MLB continues cancer fight on Mother's Day

MLB continues cancer fight on Mother's Day

On the first day pink bats were swung in Major League Baseball games, Jim Thome used his unique Louisville Slugger to hit one of his 612 career home runs. It was for the White Sox, a solo shot off Twins starter Carlos Silva on Mother's Day in 2006.

"Once you get the awareness out there, and the fact that Major Leaguers are involved and we are willing to do it and be a part of it, it kind of opens the door for a lot of other people to come in," Thome said that day.

It opened the door, all right. That was the start of an enduring, popular and unfortunately necessary tradition around the game. For the 10th year in a row, MLB will dedicate all games on Mother's Day to the fight against breast cancer. The "Going to Bat Against Breast Cancer" initiative supports Stand Up To Cancer and Susan G. Komen.

Players and on-field personnel will wear the symbolic pink ribbon on their uniforms today, with the option of also wearing pink wrist bands. Commemorative base jewels and dugout lineup cards also will be pink. Games will feature a pink-stitched Rawlings baseball.

As for the now-iconic symbolism of this day around MLB, many players will use pink bats, and pink Louisville Slugger bats will be stamped with the MLB breast cancer awareness logo. Many authenticated game-used Louisville Slugger pink bats from these games will be listed exclusively at MLB.com Auction to help fight breast cancer.
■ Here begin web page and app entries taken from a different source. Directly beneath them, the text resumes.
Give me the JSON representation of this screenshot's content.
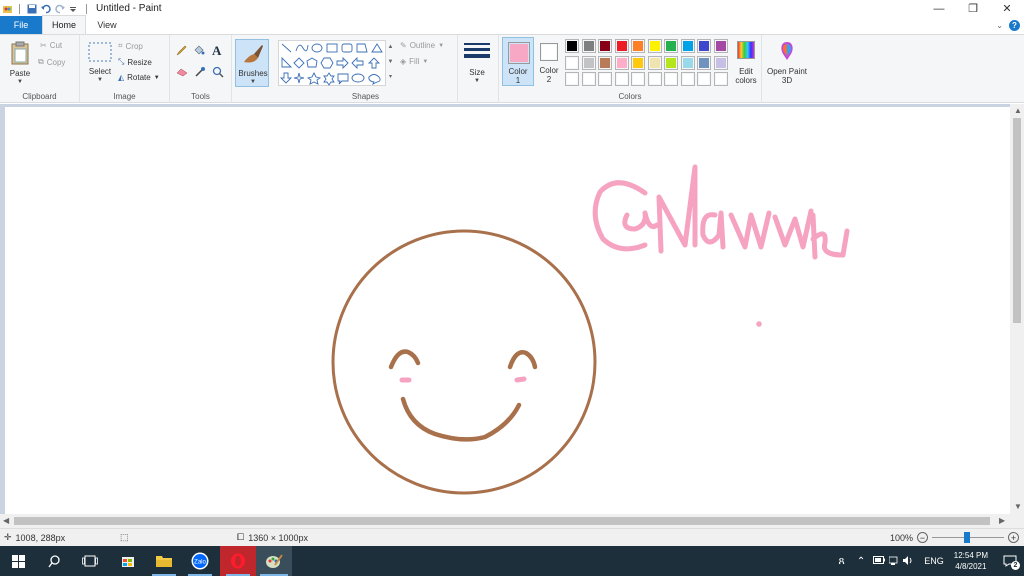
{
  "window": {
    "title": "Untitled - Paint"
  },
  "tabs": {
    "file": "File",
    "home": "Home",
    "view": "View"
  },
  "ribbon": {
    "clipboard": {
      "paste": "Paste",
      "cut": "Cut",
      "copy": "Copy",
      "group": "Clipboard"
    },
    "image": {
      "select": "Select",
      "crop": "Crop",
      "resize": "Resize",
      "rotate": "Rotate",
      "group": "Image"
    },
    "tools": {
      "group": "Tools"
    },
    "brushes": {
      "label": "Brushes"
    },
    "shapes": {
      "outline": "Outline",
      "fill": "Fill",
      "group": "Shapes"
    },
    "size": {
      "label": "Size"
    },
    "colors": {
      "color1": "Color",
      "color1_num": "1",
      "color2": "Color",
      "color2_num": "2",
      "edit": "Edit colors",
      "group": "Colors",
      "color1_value": "#f7a8c4",
      "color2_value": "#ffffff",
      "palette_row1": [
        "#000000",
        "#7f7f7f",
        "#880015",
        "#ed1c24",
        "#ff7f27",
        "#fff200",
        "#22b14c",
        "#00a2e8",
        "#3f48cc",
        "#a349a4"
      ],
      "palette_row2": [
        "#ffffff",
        "#c3c3c3",
        "#b97a57",
        "#ffaec9",
        "#ffc90e",
        "#efe4b0",
        "#b5e61d",
        "#99d9ea",
        "#7092be",
        "#c8bfe7"
      ],
      "palette_row3": [
        "#ffffff",
        "#ffffff",
        "#ffffff",
        "#ffffff",
        "#ffffff",
        "#ffffff",
        "#ffffff",
        "#ffffff",
        "#ffffff",
        "#ffffff"
      ]
    },
    "paint3d": {
      "label": "Open Paint 3D"
    }
  },
  "status": {
    "cursor": "1008, 288px",
    "canvas_size": "1360 × 1000px",
    "zoom": "100%"
  },
  "taskbar": {
    "lang": "ENG",
    "time": "12:54 PM",
    "date": "4/8/2021",
    "notifications": "2"
  },
  "drawing": {
    "stroke_brown": "#a9704c",
    "stroke_pink": "#f5a3c0"
  }
}
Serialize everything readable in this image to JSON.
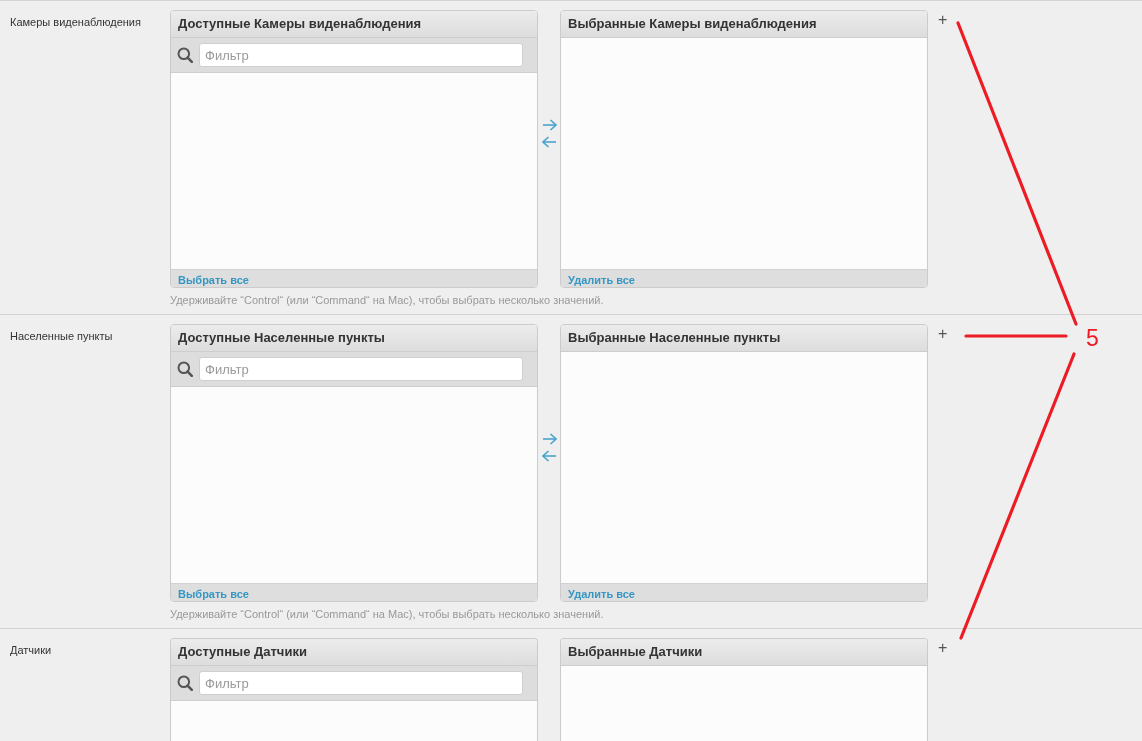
{
  "fields": [
    {
      "label": "Камеры виденаблюдения",
      "available": {
        "title": "Доступные Камеры виденаблюдения",
        "filter_placeholder": "Фильтр",
        "footer_link": "Выбрать все"
      },
      "chosen": {
        "title": "Выбранные Камеры виденаблюдения",
        "footer_link": "Удалить все"
      },
      "add_link": "+",
      "help_text": "Удерживайте “Control“ (или “Command“ на Mac), чтобы выбрать несколько значений."
    },
    {
      "label": "Населенные пункты",
      "available": {
        "title": "Доступные Населенные пункты",
        "filter_placeholder": "Фильтр",
        "footer_link": "Выбрать все"
      },
      "chosen": {
        "title": "Выбранные Населенные пункты",
        "footer_link": "Удалить все"
      },
      "add_link": "+",
      "help_text": "Удерживайте “Control“ (или “Command“ на Mac), чтобы выбрать несколько значений."
    },
    {
      "label": "Датчики",
      "available": {
        "title": "Доступные Датчики",
        "filter_placeholder": "Фильтр"
      },
      "chosen": {
        "title": "Выбранные Датчики"
      },
      "add_link": "+"
    }
  ],
  "annotation": {
    "label": "5"
  }
}
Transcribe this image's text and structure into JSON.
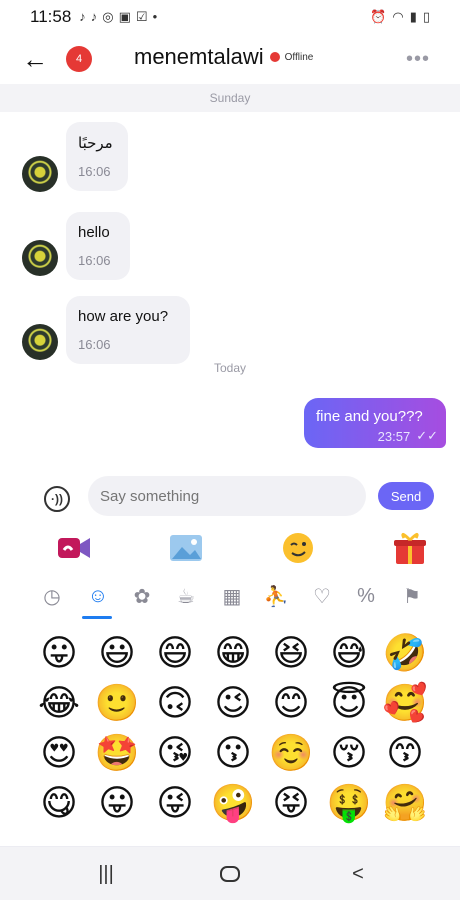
{
  "status_bar": {
    "time": "11:58",
    "icons": [
      "tiktok-icon",
      "tiktok-icon",
      "instagram-icon",
      "gallery-icon",
      "checkbox-icon",
      "dot-icon"
    ],
    "right_icons": [
      "alarm-icon",
      "wifi-icon",
      "signal-icon",
      "battery-icon"
    ]
  },
  "header": {
    "back_icon": "arrow-left-icon",
    "badge": "4",
    "title": "menemtalawi",
    "status": "Offline",
    "more_icon": "ellipsis-icon",
    "status_color": "#e53935"
  },
  "chat": {
    "day_sunday": "Sunday",
    "day_today": "Today",
    "messages_in": [
      {
        "text": "مرحبًا",
        "time": "16:06"
      },
      {
        "text": "hello",
        "time": "16:06"
      },
      {
        "text": "how are you?",
        "time": "16:06"
      }
    ],
    "message_out": {
      "text": "fine and you???",
      "time": "23:57",
      "status_icon": "double-check-icon"
    },
    "accent": "#6b66f5"
  },
  "composer": {
    "placeholder": "Say something",
    "send_label": "Send",
    "mic_icon": "voice-icon"
  },
  "tools": [
    "video-call-icon",
    "image-icon",
    "emoji-icon",
    "gift-icon"
  ],
  "emoji_categories": [
    "recent-icon",
    "smiley-icon",
    "paw-icon",
    "food-icon",
    "building-icon",
    "activity-icon",
    "lightbulb-icon",
    "symbols-icon",
    "flag-icon"
  ],
  "emoji_rows": [
    [
      "😛",
      "😃",
      "😄",
      "😁",
      "😆",
      "😅",
      "🤣"
    ],
    [
      "😂",
      "🙂",
      "🙃",
      "😉",
      "😊",
      "😇",
      "🥰"
    ],
    [
      "😍",
      "🤩",
      "😘",
      "😗",
      "☺️",
      "😚",
      "😙"
    ],
    [
      "😋",
      "😛",
      "😜",
      "🤪",
      "😝",
      "🤑",
      "🤗"
    ]
  ],
  "navbar": [
    "recent-apps-icon",
    "home-icon",
    "back-icon"
  ]
}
Among U.S. women in 2015, Komen estimates there will be:

• 231,840 new cases of invasive breast cancer. This includes new cases of primary breast cancer among survivors, but not recurrence of original breast cancer among survivors.

• 60,290 new cases of in situ breast cancer.

• 40,290 breast cancer deaths.

Breast cancer mortality rates in the U.S. increased slowly from 1975-90, and since '90, the mortality rate has decreased by 34 percent -- a decline attributable to improved breast cancer treatment and early detection. Since 2007, the incidence of breast cancer has remained stable, and inspirational stories of courage and remission are widespread.

Earlier this week, MLB announced the 30 people chosen in the annual Honorary Bat Girl program, either breast cancer survivors or their supporters. One Honorary Bat Girl per club will take part in pregame activities, be honored during an on-field ceremony and receive pink MLB merchandise with two tickets to the game. For clubs that are away on Mother's Day, another home game in May will be selected to recognize their Honorary Bat Girl.

The Honorary Bat Girl program was introduced in 2009 to raise additional awareness and support for the annual "Going to Bat Against Breast Cancer" initiative celebrated on Mother's Day. In six years, thousands of unique testimonials have been submitted and more than 2 million fan votes have been cast.

In addition to the league-wide plans, there are always improvisational gestures by players on each Mother's Day. Take last year, when Brewers center fielder Carlos Gomez dyed his goatee pink. Pink cleats have become increasingly popular on this day as well.

"I think it's great," Padres pitcher James Shields said. "Everyone has pink bats, pink gloves, pink shoes. [I like] everything they do and just support the cause. It's one of the best causes out there, so it's a great thing."

"It's a big cause, and more and more people are getting diagnosed with it," said Braves right fielder Nick Markakis, whose mother Mary Lou is a breast cancer survivor. "But it is beatable, it's treatable and that's the awesome thing about it."

Mark Newman is enterprise editor of MLB.com. Read and join other baseball fans on his MLB.com community blog. This story was not subject to the approval of Major League Baseball or its clubs.